:: RECORDS FOR THIS EXERCISE ::

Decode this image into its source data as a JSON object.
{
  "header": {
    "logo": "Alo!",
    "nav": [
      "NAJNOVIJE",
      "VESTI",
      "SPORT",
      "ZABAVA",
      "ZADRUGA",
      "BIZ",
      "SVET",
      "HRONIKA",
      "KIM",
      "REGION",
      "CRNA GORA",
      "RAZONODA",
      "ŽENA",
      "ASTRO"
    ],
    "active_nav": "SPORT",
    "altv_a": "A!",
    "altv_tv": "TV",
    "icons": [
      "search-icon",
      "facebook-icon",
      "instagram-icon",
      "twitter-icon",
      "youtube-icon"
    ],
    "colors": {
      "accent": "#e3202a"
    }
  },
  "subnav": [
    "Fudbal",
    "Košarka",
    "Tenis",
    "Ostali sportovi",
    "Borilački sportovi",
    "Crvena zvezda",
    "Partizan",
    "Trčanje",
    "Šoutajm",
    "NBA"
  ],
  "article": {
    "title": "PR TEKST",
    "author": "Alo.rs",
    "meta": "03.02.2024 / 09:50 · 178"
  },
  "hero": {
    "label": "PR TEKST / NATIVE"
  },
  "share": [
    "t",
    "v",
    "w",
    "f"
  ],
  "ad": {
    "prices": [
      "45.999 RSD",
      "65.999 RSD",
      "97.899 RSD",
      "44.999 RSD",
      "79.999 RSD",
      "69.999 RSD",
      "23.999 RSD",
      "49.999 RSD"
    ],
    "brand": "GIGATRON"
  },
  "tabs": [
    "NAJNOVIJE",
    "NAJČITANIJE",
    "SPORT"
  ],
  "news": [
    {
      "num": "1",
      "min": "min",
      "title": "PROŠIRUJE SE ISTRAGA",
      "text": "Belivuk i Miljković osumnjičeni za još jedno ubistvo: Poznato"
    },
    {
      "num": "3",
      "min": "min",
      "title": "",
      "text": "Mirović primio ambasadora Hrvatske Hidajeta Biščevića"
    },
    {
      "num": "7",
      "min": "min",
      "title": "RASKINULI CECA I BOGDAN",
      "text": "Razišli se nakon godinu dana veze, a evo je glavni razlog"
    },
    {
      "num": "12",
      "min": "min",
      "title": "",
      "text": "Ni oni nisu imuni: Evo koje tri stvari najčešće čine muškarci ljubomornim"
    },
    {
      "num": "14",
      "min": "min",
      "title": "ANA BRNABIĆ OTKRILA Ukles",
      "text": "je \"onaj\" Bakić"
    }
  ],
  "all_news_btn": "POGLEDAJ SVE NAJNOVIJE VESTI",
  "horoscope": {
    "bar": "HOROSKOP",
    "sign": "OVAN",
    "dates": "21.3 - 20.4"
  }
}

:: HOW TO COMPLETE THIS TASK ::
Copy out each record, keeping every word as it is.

:: RESULT BELOW ::
Decode this image into its source data as a JSON object.
{
  "header": {
    "logo": "Alo!",
    "nav": [
      "NAJNOVIJE",
      "VESTI",
      "SPORT",
      "ZABAVA",
      "ZADRUGA",
      "BIZ",
      "SVET",
      "HRONIKA",
      "KIM",
      "REGION",
      "CRNA GORA",
      "RAZONODA",
      "ŽENA",
      "ASTRO"
    ],
    "active_nav": "SPORT",
    "altv_a": "A!",
    "altv_tv": "TV",
    "icons": [
      "search-icon",
      "facebook-icon",
      "instagram-icon",
      "twitter-icon",
      "youtube-icon"
    ],
    "colors": {
      "accent": "#e3202a"
    }
  },
  "subnav": [
    "Fudbal",
    "Košarka",
    "Tenis",
    "Ostali sportovi",
    "Borilački sportovi",
    "Crvena zvezda",
    "Partizan",
    "Trčanje",
    "Šoutajm",
    "NBA"
  ],
  "article": {
    "title": "PR TEKST",
    "author": "Alo.rs",
    "meta": "03.02.2024 / 09:50 · 178"
  },
  "hero": {
    "label": "PR TEKST / NATIVE"
  },
  "share": [
    "t",
    "v",
    "w",
    "f"
  ],
  "ad": {
    "prices": [
      "45.999 RSD",
      "65.999 RSD",
      "97.899 RSD",
      "44.999 RSD",
      "79.999 RSD",
      "69.999 RSD",
      "23.999 RSD",
      "49.999 RSD"
    ],
    "brand": "GIGATRON"
  },
  "tabs": [
    "NAJNOVIJE",
    "NAJČITANIJE",
    "SPORT"
  ],
  "news": [
    {
      "num": "1",
      "min": "min",
      "title": "PROŠIRUJE SE ISTRAGA",
      "text": "Belivuk i Miljković osumnjičeni za još jedno ubistvo: Poznato"
    },
    {
      "num": "3",
      "min": "min",
      "title": "",
      "text": "Mirović primio ambasadora Hrvatske Hidajeta Biščevića"
    },
    {
      "num": "7",
      "min": "min",
      "title": "RASKINULI CECA I BOGDAN",
      "text": "Razišli se nakon godinu dana veze, a evo je glavni razlog"
    },
    {
      "num": "12",
      "min": "min",
      "title": "",
      "text": "Ni oni nisu imuni: Evo koje tri stvari najčešće čine muškarci ljubomornim"
    },
    {
      "num": "14",
      "min": "min",
      "title": "ANA BRNABIĆ OTKRILA Ukles",
      "text": "je \"onaj\" Bakić"
    }
  ],
  "all_news_btn": "POGLEDAJ SVE NAJNOVIJE VESTI",
  "horoscope": {
    "bar": "HOROSKOP",
    "sign": "OVAN",
    "dates": "21.3 - 20.4"
  }
}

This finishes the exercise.